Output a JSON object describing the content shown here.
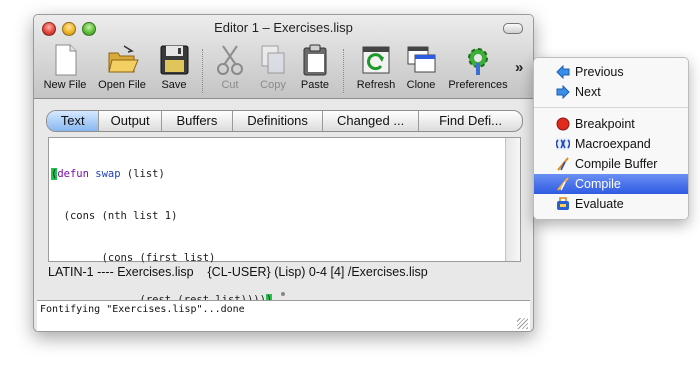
{
  "window": {
    "title": "Editor 1 – Exercises.lisp"
  },
  "toolbar": {
    "items": [
      {
        "label": "New File",
        "icon": "new-file-icon",
        "enabled": true
      },
      {
        "label": "Open File",
        "icon": "open-folder-icon",
        "enabled": true
      },
      {
        "label": "Save",
        "icon": "floppy-disk-icon",
        "enabled": true
      },
      {
        "label": "Cut",
        "icon": "scissors-icon",
        "enabled": false
      },
      {
        "label": "Copy",
        "icon": "copy-icon",
        "enabled": false
      },
      {
        "label": "Paste",
        "icon": "paste-clipboard-icon",
        "enabled": true
      },
      {
        "label": "Refresh",
        "icon": "refresh-icon",
        "enabled": true
      },
      {
        "label": "Clone",
        "icon": "clone-window-icon",
        "enabled": true
      },
      {
        "label": "Preferences",
        "icon": "preferences-gear-icon",
        "enabled": true
      }
    ],
    "overflow": "»"
  },
  "tabs": {
    "active": "Text",
    "items": [
      "Text",
      "Output",
      "Buffers",
      "Definitions",
      "Changed ...",
      "Find Defi..."
    ]
  },
  "editor": {
    "lines": [
      "(defun swap (list)",
      "  (cons (nth list 1)",
      "        (cons (first list)",
      "              (rest (rest list)))))"
    ]
  },
  "status": {
    "text": "LATIN-1 ---- Exercises.lisp    {CL-USER} (Lisp) 0-4 [4] /Exercises.lisp"
  },
  "echo": {
    "text": "Fontifying \"Exercises.lisp\"...done"
  },
  "overflow_menu": {
    "items": [
      {
        "label": "Previous",
        "icon": "left-arrow-icon"
      },
      {
        "label": "Next",
        "icon": "right-arrow-icon"
      },
      {
        "label": "Breakpoint",
        "icon": "breakpoint-red-dot-icon"
      },
      {
        "label": "Macroexpand",
        "icon": "macroexpand-icon"
      },
      {
        "label": "Compile Buffer",
        "icon": "compile-buffer-icon"
      },
      {
        "label": "Compile",
        "icon": "compile-icon",
        "selected": true
      },
      {
        "label": "Evaluate",
        "icon": "evaluate-icon"
      }
    ]
  },
  "colors": {
    "selection": "#2f5be2",
    "active_tab": "#86b7f0",
    "keyword": "#7a0fa6",
    "function_name": "#1d3fbf",
    "paren_match": "#22c34c"
  }
}
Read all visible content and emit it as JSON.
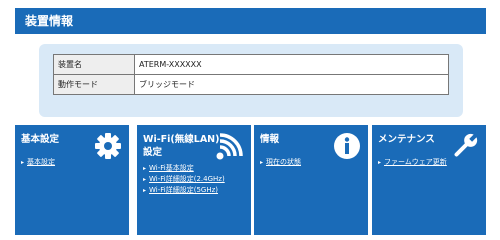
{
  "header": {
    "title": "装置情報"
  },
  "device_info": {
    "rows": [
      {
        "label": "装置名",
        "value": "ATERM-XXXXXX"
      },
      {
        "label": "動作モード",
        "value": "ブリッジモード"
      }
    ]
  },
  "cards": [
    {
      "title": "基本設定",
      "icon": "gear-icon",
      "links": [
        "基本設定"
      ]
    },
    {
      "title": "Wi-Fi(無線LAN)設定",
      "icon": "wifi-icon",
      "links": [
        "Wi-Fi基本設定",
        "Wi-Fi詳細設定(2.4GHz)",
        "Wi-Fi詳細設定(5GHz)"
      ]
    },
    {
      "title": "情報",
      "icon": "info-icon",
      "links": [
        "現在の状態"
      ]
    },
    {
      "title": "メンテナンス",
      "icon": "wrench-icon",
      "links": [
        "ファームウェア更新"
      ]
    }
  ],
  "colors": {
    "primary": "#1a6bb8",
    "panel": "#d9e9f7"
  }
}
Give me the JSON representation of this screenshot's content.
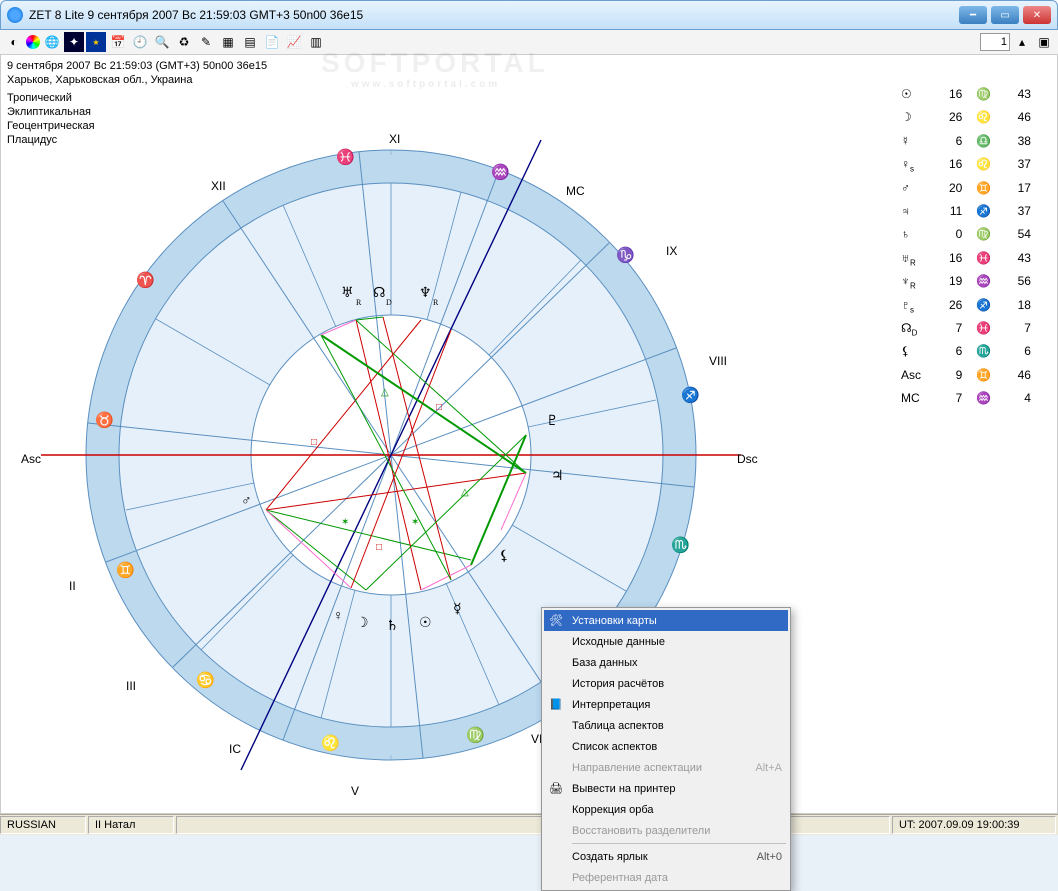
{
  "window": {
    "title": "ZET 8 Lite    9 сентября 2007   Вс   21:59:03 GMT+3 50n00  36e15"
  },
  "toolbar": {
    "page_number": "1"
  },
  "info": {
    "line1": "9 сентября 2007  Вс  21:59:03 (GMT+3)  50n00  36e15",
    "line2": "Харьков, Харьковская обл., Украина",
    "settings": [
      "Тропический",
      "Эклиптикальная",
      "Геоцентрическая",
      "Плацидус"
    ]
  },
  "watermark": {
    "big": "SOFTPORTAL",
    "sub": "www.softportal.com"
  },
  "labels": {
    "asc": "Asc",
    "dsc": "Dsc",
    "mc": "MC",
    "ic": "IC",
    "houses": {
      "II": "II",
      "III": "III",
      "V": "V",
      "VI": "VI",
      "VIII": "VIII",
      "IX": "IX",
      "XI": "XI",
      "XII": "XII"
    }
  },
  "planet_positions": [
    {
      "sym": "☉",
      "sub": "",
      "deg": "16",
      "sign": "♍",
      "min": "43"
    },
    {
      "sym": "☽",
      "sub": "",
      "deg": "26",
      "sign": "♌",
      "min": "46"
    },
    {
      "sym": "☿",
      "sub": "",
      "deg": "6",
      "sign": "♎",
      "min": "38"
    },
    {
      "sym": "♀",
      "sub": "s",
      "deg": "16",
      "sign": "♌",
      "min": "37"
    },
    {
      "sym": "♂",
      "sub": "",
      "deg": "20",
      "sign": "♊",
      "min": "17"
    },
    {
      "sym": "♃",
      "sub": "",
      "deg": "11",
      "sign": "♐",
      "min": "37"
    },
    {
      "sym": "♄",
      "sub": "",
      "deg": "0",
      "sign": "♍",
      "min": "54"
    },
    {
      "sym": "♅",
      "sub": "R",
      "deg": "16",
      "sign": "♓",
      "min": "43"
    },
    {
      "sym": "♆",
      "sub": "R",
      "deg": "19",
      "sign": "♒",
      "min": "56"
    },
    {
      "sym": "♇",
      "sub": "s",
      "deg": "26",
      "sign": "♐",
      "min": "18"
    },
    {
      "sym": "☊",
      "sub": "D",
      "deg": "7",
      "sign": "♓",
      "min": "7"
    },
    {
      "sym": "⚸",
      "sub": "",
      "deg": "6",
      "sign": "♏",
      "min": "6"
    },
    {
      "sym": "Asc",
      "sub": "",
      "deg": "9",
      "sign": "♊",
      "min": "46"
    },
    {
      "sym": "MC",
      "sub": "",
      "deg": "7",
      "sign": "♒",
      "min": "4"
    }
  ],
  "context_menu": [
    {
      "icon": "🛠",
      "label": "Установки карты",
      "selected": true
    },
    {
      "label": "Исходные данные"
    },
    {
      "label": "База данных"
    },
    {
      "label": "История расчётов"
    },
    {
      "icon": "📘",
      "label": "Интерпретация"
    },
    {
      "label": "Таблица аспектов"
    },
    {
      "label": "Список аспектов"
    },
    {
      "label": "Направление аспектации",
      "shortcut": "Alt+A",
      "disabled": true
    },
    {
      "icon": "🖨",
      "label": "Вывести на принтер"
    },
    {
      "label": "Коррекция орба"
    },
    {
      "label": "Восстановить разделители",
      "disabled": true
    },
    {
      "sep": true
    },
    {
      "label": "Создать ярлык",
      "shortcut": "Alt+0"
    },
    {
      "label": "Референтная дата",
      "disabled": true
    }
  ],
  "statusbar": {
    "lang": "RUSSIAN",
    "mode": "II Натал",
    "ut": "UT: 2007.09.09 19:00:39"
  },
  "chart_data": {
    "type": "natal_chart",
    "note": "Astrological wheel; house cusps, planet positions listed in planet_positions, zodiac ring with 12 signs, aspects drawn between planets."
  }
}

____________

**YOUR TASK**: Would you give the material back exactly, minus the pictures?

**ANSWER BELOW**:
Output a JSON object describing the content shown here.
{
  "window": {
    "title": "Editor 1 – Exercises.lisp"
  },
  "toolbar": {
    "items": [
      {
        "label": "New File",
        "icon": "new-file-icon",
        "enabled": true
      },
      {
        "label": "Open File",
        "icon": "open-folder-icon",
        "enabled": true
      },
      {
        "label": "Save",
        "icon": "floppy-disk-icon",
        "enabled": true
      },
      {
        "label": "Cut",
        "icon": "scissors-icon",
        "enabled": false
      },
      {
        "label": "Copy",
        "icon": "copy-icon",
        "enabled": false
      },
      {
        "label": "Paste",
        "icon": "paste-clipboard-icon",
        "enabled": true
      },
      {
        "label": "Refresh",
        "icon": "refresh-icon",
        "enabled": true
      },
      {
        "label": "Clone",
        "icon": "clone-window-icon",
        "enabled": true
      },
      {
        "label": "Preferences",
        "icon": "preferences-gear-icon",
        "enabled": true
      }
    ],
    "overflow": "»"
  },
  "tabs": {
    "active": "Text",
    "items": [
      "Text",
      "Output",
      "Buffers",
      "Definitions",
      "Changed ...",
      "Find Defi..."
    ]
  },
  "editor": {
    "lines": [
      "(defun swap (list)",
      "  (cons (nth list 1)",
      "        (cons (first list)",
      "              (rest (rest list)))))"
    ]
  },
  "status": {
    "text": "LATIN-1 ---- Exercises.lisp    {CL-USER} (Lisp) 0-4 [4] /Exercises.lisp"
  },
  "echo": {
    "text": "Fontifying \"Exercises.lisp\"...done"
  },
  "overflow_menu": {
    "items": [
      {
        "label": "Previous",
        "icon": "left-arrow-icon"
      },
      {
        "label": "Next",
        "icon": "right-arrow-icon"
      },
      {
        "label": "Breakpoint",
        "icon": "breakpoint-red-dot-icon"
      },
      {
        "label": "Macroexpand",
        "icon": "macroexpand-icon"
      },
      {
        "label": "Compile Buffer",
        "icon": "compile-buffer-icon"
      },
      {
        "label": "Compile",
        "icon": "compile-icon",
        "selected": true
      },
      {
        "label": "Evaluate",
        "icon": "evaluate-icon"
      }
    ]
  },
  "colors": {
    "selection": "#2f5be2",
    "active_tab": "#86b7f0",
    "keyword": "#7a0fa6",
    "function_name": "#1d3fbf",
    "paren_match": "#22c34c"
  }
}
Read all visible content and emit it as JSON.
{
  "header": {
    "title": "装置情報"
  },
  "device_info": {
    "rows": [
      {
        "label": "装置名",
        "value": "ATERM-XXXXXX"
      },
      {
        "label": "動作モード",
        "value": "ブリッジモード"
      }
    ]
  },
  "cards": [
    {
      "title": "基本設定",
      "icon": "gear-icon",
      "links": [
        "基本設定"
      ]
    },
    {
      "title": "Wi-Fi(無線LAN)設定",
      "icon": "wifi-icon",
      "links": [
        "Wi-Fi基本設定",
        "Wi-Fi詳細設定(2.4GHz)",
        "Wi-Fi詳細設定(5GHz)"
      ]
    },
    {
      "title": "情報",
      "icon": "info-icon",
      "links": [
        "現在の状態"
      ]
    },
    {
      "title": "メンテナンス",
      "icon": "wrench-icon",
      "links": [
        "ファームウェア更新"
      ]
    }
  ],
  "colors": {
    "primary": "#1a6bb8",
    "panel": "#d9e9f7"
  }
}
Give me the JSON representation of this screenshot's content.
{
  "window": {
    "title": "ZET 8 Lite    9 сентября 2007   Вс   21:59:03 GMT+3 50n00  36e15"
  },
  "toolbar": {
    "page_number": "1"
  },
  "info": {
    "line1": "9 сентября 2007  Вс  21:59:03 (GMT+3)  50n00  36e15",
    "line2": "Харьков, Харьковская обл., Украина",
    "settings": [
      "Тропический",
      "Эклиптикальная",
      "Геоцентрическая",
      "Плацидус"
    ]
  },
  "watermark": {
    "big": "SOFTPORTAL",
    "sub": "www.softportal.com"
  },
  "labels": {
    "asc": "Asc",
    "dsc": "Dsc",
    "mc": "MC",
    "ic": "IC",
    "houses": {
      "II": "II",
      "III": "III",
      "V": "V",
      "VI": "VI",
      "VIII": "VIII",
      "IX": "IX",
      "XI": "XI",
      "XII": "XII"
    }
  },
  "planet_positions": [
    {
      "sym": "☉",
      "sub": "",
      "deg": "16",
      "sign": "♍",
      "min": "43"
    },
    {
      "sym": "☽",
      "sub": "",
      "deg": "26",
      "sign": "♌",
      "min": "46"
    },
    {
      "sym": "☿",
      "sub": "",
      "deg": "6",
      "sign": "♎",
      "min": "38"
    },
    {
      "sym": "♀",
      "sub": "s",
      "deg": "16",
      "sign": "♌",
      "min": "37"
    },
    {
      "sym": "♂",
      "sub": "",
      "deg": "20",
      "sign": "♊",
      "min": "17"
    },
    {
      "sym": "♃",
      "sub": "",
      "deg": "11",
      "sign": "♐",
      "min": "37"
    },
    {
      "sym": "♄",
      "sub": "",
      "deg": "0",
      "sign": "♍",
      "min": "54"
    },
    {
      "sym": "♅",
      "sub": "R",
      "deg": "16",
      "sign": "♓",
      "min": "43"
    },
    {
      "sym": "♆",
      "sub": "R",
      "deg": "19",
      "sign": "♒",
      "min": "56"
    },
    {
      "sym": "♇",
      "sub": "s",
      "deg": "26",
      "sign": "♐",
      "min": "18"
    },
    {
      "sym": "☊",
      "sub": "D",
      "deg": "7",
      "sign": "♓",
      "min": "7"
    },
    {
      "sym": "⚸",
      "sub": "",
      "deg": "6",
      "sign": "♏",
      "min": "6"
    },
    {
      "sym": "Asc",
      "sub": "",
      "deg": "9",
      "sign": "♊",
      "min": "46"
    },
    {
      "sym": "MC",
      "sub": "",
      "deg": "7",
      "sign": "♒",
      "min": "4"
    }
  ],
  "context_menu": [
    {
      "icon": "🛠",
      "label": "Установки карты",
      "selected": true
    },
    {
      "label": "Исходные данные"
    },
    {
      "label": "База данных"
    },
    {
      "label": "История расчётов"
    },
    {
      "icon": "📘",
      "label": "Интерпретация"
    },
    {
      "label": "Таблица аспектов"
    },
    {
      "label": "Список аспектов"
    },
    {
      "label": "Направление аспектации",
      "shortcut": "Alt+A",
      "disabled": true
    },
    {
      "icon": "🖨",
      "label": "Вывести на принтер"
    },
    {
      "label": "Коррекция орба"
    },
    {
      "label": "Восстановить разделители",
      "disabled": true
    },
    {
      "sep": true
    },
    {
      "label": "Создать ярлык",
      "shortcut": "Alt+0"
    },
    {
      "label": "Референтная дата",
      "disabled": true
    }
  ],
  "statusbar": {
    "lang": "RUSSIAN",
    "mode": "II Натал",
    "ut": "UT: 2007.09.09 19:00:39"
  },
  "chart_data": {
    "type": "natal_chart",
    "note": "Astrological wheel; house cusps, planet positions listed in planet_positions, zodiac ring with 12 signs, aspects drawn between planets."
  }
}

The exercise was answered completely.